The Supreme Court docket additionally dominated that firms might make claims for the partial closure of their enterprise, and for orders to shut that weren’t legally binding — in lots of circumstances, for instance, the federal government has repeatedly requested companies to shut days earlier than placing the coverage into regulation. The Monetary Conduct Authority mentioned that this meant extra companies would have legitimate claims and a few payouts could be increased.
Sheldon Mills, the manager director of shoppers and competitors on the monetary providers regulator, mentioned the regulator was working with insurers to get funds made as shortly as attainable and have interim payouts wherever attainable.
“As we have now acknowledged from the beginning of this case, tens of 1000’s of small corporations and probably a whole lot of 1000’s of jobs are counting on this,” Mr. Mills mentioned.
The Supreme Court docket ruling can be anticipated to have broader implications for the insurance coverage trade.

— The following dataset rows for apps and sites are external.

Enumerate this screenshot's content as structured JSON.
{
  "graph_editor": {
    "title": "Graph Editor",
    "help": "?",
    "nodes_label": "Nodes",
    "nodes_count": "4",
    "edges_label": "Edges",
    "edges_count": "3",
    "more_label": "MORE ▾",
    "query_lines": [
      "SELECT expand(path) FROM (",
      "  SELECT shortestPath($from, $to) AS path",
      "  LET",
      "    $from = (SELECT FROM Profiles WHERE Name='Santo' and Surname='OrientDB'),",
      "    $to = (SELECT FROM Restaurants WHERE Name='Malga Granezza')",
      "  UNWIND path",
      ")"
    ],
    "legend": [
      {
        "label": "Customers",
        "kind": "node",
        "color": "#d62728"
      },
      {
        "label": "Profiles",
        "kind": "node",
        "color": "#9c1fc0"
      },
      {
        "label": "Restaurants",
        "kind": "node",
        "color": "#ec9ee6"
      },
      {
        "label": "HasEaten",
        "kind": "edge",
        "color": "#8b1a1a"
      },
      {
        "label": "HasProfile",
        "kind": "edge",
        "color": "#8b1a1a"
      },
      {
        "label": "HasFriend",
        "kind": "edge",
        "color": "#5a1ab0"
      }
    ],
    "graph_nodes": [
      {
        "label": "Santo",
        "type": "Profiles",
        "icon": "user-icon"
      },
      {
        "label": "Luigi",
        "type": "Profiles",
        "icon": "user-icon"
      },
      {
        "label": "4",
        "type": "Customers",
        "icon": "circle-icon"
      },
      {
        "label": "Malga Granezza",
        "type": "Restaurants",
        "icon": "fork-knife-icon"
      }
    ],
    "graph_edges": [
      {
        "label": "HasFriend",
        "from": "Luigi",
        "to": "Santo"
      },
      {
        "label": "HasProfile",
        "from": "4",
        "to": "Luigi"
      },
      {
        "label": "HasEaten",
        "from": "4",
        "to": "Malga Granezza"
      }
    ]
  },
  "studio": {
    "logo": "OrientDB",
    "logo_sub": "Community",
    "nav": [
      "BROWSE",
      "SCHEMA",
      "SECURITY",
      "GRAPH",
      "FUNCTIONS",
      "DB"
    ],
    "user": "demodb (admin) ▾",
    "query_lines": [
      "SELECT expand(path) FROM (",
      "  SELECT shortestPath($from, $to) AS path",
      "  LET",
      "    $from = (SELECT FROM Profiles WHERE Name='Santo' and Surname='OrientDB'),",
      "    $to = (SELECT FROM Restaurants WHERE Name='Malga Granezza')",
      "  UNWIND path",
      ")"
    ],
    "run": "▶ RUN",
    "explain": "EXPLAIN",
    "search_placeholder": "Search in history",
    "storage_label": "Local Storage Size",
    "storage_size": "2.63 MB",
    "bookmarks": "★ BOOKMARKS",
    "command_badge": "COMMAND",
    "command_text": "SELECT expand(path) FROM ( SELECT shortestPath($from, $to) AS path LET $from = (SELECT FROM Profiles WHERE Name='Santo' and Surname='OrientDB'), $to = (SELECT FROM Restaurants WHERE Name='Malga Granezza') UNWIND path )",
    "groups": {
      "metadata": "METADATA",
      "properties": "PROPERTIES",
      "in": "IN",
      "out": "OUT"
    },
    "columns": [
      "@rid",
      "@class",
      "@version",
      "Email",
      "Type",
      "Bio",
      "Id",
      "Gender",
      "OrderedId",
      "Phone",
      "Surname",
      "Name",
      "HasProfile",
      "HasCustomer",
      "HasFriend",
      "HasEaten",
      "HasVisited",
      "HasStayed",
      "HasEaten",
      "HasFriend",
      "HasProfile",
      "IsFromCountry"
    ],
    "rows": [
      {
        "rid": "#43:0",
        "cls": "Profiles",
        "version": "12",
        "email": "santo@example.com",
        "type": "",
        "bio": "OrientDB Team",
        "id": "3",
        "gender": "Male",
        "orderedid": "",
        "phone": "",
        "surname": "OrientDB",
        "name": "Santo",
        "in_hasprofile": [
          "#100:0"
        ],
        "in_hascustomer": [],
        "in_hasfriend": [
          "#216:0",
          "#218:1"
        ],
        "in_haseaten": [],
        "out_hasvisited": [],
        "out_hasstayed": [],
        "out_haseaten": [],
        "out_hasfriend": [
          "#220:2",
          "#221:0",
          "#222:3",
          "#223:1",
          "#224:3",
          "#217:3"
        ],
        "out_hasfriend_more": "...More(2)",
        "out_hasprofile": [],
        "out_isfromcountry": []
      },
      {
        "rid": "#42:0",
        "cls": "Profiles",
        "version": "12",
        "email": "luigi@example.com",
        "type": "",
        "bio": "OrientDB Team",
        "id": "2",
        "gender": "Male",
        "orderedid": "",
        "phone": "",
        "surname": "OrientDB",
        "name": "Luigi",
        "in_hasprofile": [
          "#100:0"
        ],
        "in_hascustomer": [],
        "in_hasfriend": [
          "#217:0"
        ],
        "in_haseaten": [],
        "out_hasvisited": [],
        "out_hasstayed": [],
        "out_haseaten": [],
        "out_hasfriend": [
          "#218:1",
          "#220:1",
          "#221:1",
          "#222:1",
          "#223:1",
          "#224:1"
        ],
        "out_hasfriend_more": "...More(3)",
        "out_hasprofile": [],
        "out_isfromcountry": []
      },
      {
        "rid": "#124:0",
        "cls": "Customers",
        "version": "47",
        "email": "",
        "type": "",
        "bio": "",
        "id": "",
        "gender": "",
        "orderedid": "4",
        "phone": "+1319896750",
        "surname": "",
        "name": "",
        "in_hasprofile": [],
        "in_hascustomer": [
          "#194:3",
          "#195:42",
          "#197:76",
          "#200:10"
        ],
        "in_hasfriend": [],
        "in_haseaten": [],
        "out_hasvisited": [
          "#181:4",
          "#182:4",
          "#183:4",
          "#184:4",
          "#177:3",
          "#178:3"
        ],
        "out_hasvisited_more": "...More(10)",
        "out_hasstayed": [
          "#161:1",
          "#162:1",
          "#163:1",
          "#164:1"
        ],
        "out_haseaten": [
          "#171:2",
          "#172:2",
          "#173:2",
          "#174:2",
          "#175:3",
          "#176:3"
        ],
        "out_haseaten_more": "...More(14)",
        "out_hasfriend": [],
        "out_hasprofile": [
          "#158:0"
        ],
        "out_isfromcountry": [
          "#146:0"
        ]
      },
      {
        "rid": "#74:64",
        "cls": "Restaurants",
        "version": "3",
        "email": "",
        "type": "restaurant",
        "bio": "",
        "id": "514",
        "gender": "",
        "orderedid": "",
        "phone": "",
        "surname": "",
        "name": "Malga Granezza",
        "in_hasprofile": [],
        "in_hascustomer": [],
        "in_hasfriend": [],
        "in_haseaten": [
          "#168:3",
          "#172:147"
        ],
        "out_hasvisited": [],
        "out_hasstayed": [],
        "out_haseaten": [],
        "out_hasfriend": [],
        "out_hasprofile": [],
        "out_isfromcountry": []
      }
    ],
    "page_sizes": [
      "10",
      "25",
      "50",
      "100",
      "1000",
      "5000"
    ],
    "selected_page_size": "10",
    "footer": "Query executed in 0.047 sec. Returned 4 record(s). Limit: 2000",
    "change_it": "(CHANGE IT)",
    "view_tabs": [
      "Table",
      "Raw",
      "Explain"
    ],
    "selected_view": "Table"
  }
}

The judges mentioned a 2010 enterprise interruption case determined in a British court docket, over claims filed by the proprietor of a New Orleans lodge that was broken by a hurricane, was wrongly determined within the insurer’s favor, the U.Okay. department of an Italian firm. The case, which has been extensively cited up to now, must be overruled, the judges mentioned. Insurers might now face extra profitable claims being made for different kinds of injury, comparable to floods or storms.
The work of the Hiscox Motion Group shouldn’t be over but, Mr. Duckett mentioned, as there are some insurance policies not lined by within the ruling on Friday, and a few firms are nonetheless going by their very own arbitration processes with the insurance coverage firms.